If a line of the material contains "label", copy it.
==================================================
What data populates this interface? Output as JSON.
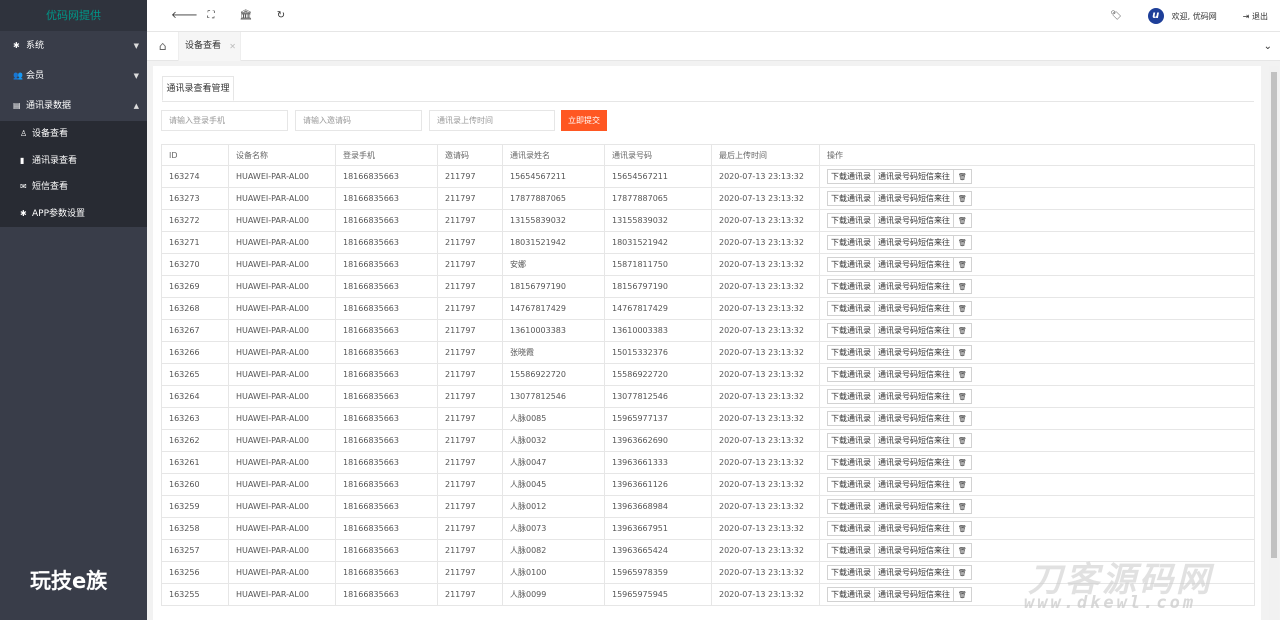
{
  "sidebar": {
    "logo": "优码网提供",
    "menus": [
      {
        "icon": "gear-icon",
        "glyph": "✱",
        "label": "系统",
        "expanded": false
      },
      {
        "icon": "users-icon",
        "glyph": "👥",
        "label": "会员",
        "expanded": false
      },
      {
        "icon": "contact-card-icon",
        "glyph": "▤",
        "label": "通讯录数据",
        "expanded": true
      }
    ],
    "submenu": [
      {
        "icon": "user-icon",
        "glyph": "♙",
        "label": "设备查看"
      },
      {
        "icon": "book-icon",
        "glyph": "▮",
        "label": "通讯录查看"
      },
      {
        "icon": "envelope-icon",
        "glyph": "✉",
        "label": "短信查看"
      },
      {
        "icon": "gear-icon",
        "glyph": "✱",
        "label": "APP参数设置"
      }
    ],
    "watermark": "玩技e族"
  },
  "header": {
    "welcome": "欢迎, 优码网",
    "logout": "退出",
    "avatar_letter": "u"
  },
  "tabs": {
    "active": "设备查看"
  },
  "main": {
    "tab_title": "通讯录查看管理",
    "search": {
      "phone_placeholder": "请输入登录手机",
      "invite_placeholder": "请输入邀请码",
      "time_placeholder": "通讯录上传时间",
      "submit": "立即提交"
    },
    "table": {
      "headers": [
        "ID",
        "设备名称",
        "登录手机",
        "邀请码",
        "通讯录姓名",
        "通讯录号码",
        "最后上传时间",
        "操作"
      ],
      "actions": [
        "下载通讯录",
        "通讯录号码短信来往",
        "🗑"
      ],
      "rows": [
        [
          "163274",
          "HUAWEI-PAR-AL00",
          "18166835663",
          "211797",
          "15654567211",
          "15654567211",
          "2020-07-13 23:13:32"
        ],
        [
          "163273",
          "HUAWEI-PAR-AL00",
          "18166835663",
          "211797",
          "17877887065",
          "17877887065",
          "2020-07-13 23:13:32"
        ],
        [
          "163272",
          "HUAWEI-PAR-AL00",
          "18166835663",
          "211797",
          "13155839032",
          "13155839032",
          "2020-07-13 23:13:32"
        ],
        [
          "163271",
          "HUAWEI-PAR-AL00",
          "18166835663",
          "211797",
          "18031521942",
          "18031521942",
          "2020-07-13 23:13:32"
        ],
        [
          "163270",
          "HUAWEI-PAR-AL00",
          "18166835663",
          "211797",
          "安娜",
          "15871811750",
          "2020-07-13 23:13:32"
        ],
        [
          "163269",
          "HUAWEI-PAR-AL00",
          "18166835663",
          "211797",
          "18156797190",
          "18156797190",
          "2020-07-13 23:13:32"
        ],
        [
          "163268",
          "HUAWEI-PAR-AL00",
          "18166835663",
          "211797",
          "14767817429",
          "14767817429",
          "2020-07-13 23:13:32"
        ],
        [
          "163267",
          "HUAWEI-PAR-AL00",
          "18166835663",
          "211797",
          "13610003383",
          "13610003383",
          "2020-07-13 23:13:32"
        ],
        [
          "163266",
          "HUAWEI-PAR-AL00",
          "18166835663",
          "211797",
          "张晓霞",
          "15015332376",
          "2020-07-13 23:13:32"
        ],
        [
          "163265",
          "HUAWEI-PAR-AL00",
          "18166835663",
          "211797",
          "15586922720",
          "15586922720",
          "2020-07-13 23:13:32"
        ],
        [
          "163264",
          "HUAWEI-PAR-AL00",
          "18166835663",
          "211797",
          "13077812546",
          "13077812546",
          "2020-07-13 23:13:32"
        ],
        [
          "163263",
          "HUAWEI-PAR-AL00",
          "18166835663",
          "211797",
          "人脉0085",
          "15965977137",
          "2020-07-13 23:13:32"
        ],
        [
          "163262",
          "HUAWEI-PAR-AL00",
          "18166835663",
          "211797",
          "人脉0032",
          "13963662690",
          "2020-07-13 23:13:32"
        ],
        [
          "163261",
          "HUAWEI-PAR-AL00",
          "18166835663",
          "211797",
          "人脉0047",
          "13963661333",
          "2020-07-13 23:13:32"
        ],
        [
          "163260",
          "HUAWEI-PAR-AL00",
          "18166835663",
          "211797",
          "人脉0045",
          "13963661126",
          "2020-07-13 23:13:32"
        ],
        [
          "163259",
          "HUAWEI-PAR-AL00",
          "18166835663",
          "211797",
          "人脉0012",
          "13963668984",
          "2020-07-13 23:13:32"
        ],
        [
          "163258",
          "HUAWEI-PAR-AL00",
          "18166835663",
          "211797",
          "人脉0073",
          "13963667951",
          "2020-07-13 23:13:32"
        ],
        [
          "163257",
          "HUAWEI-PAR-AL00",
          "18166835663",
          "211797",
          "人脉0082",
          "13963665424",
          "2020-07-13 23:13:32"
        ],
        [
          "163256",
          "HUAWEI-PAR-AL00",
          "18166835663",
          "211797",
          "人脉0100",
          "15965978359",
          "2020-07-13 23:13:32"
        ],
        [
          "163255",
          "HUAWEI-PAR-AL00",
          "18166835663",
          "211797",
          "人脉0099",
          "15965975945",
          "2020-07-13 23:13:32"
        ]
      ]
    }
  },
  "watermark": {
    "big": "刀客源码网",
    "small": "www.dkewl.com"
  }
}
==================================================
Solution for this problem:
        "label": "系统",
        "label": "会员",
        "label": "通讯录数据",
        "label": "设备查看"
        "label": "通讯录查看"
        "label": "短信查看"
        "label": "APP参数设置"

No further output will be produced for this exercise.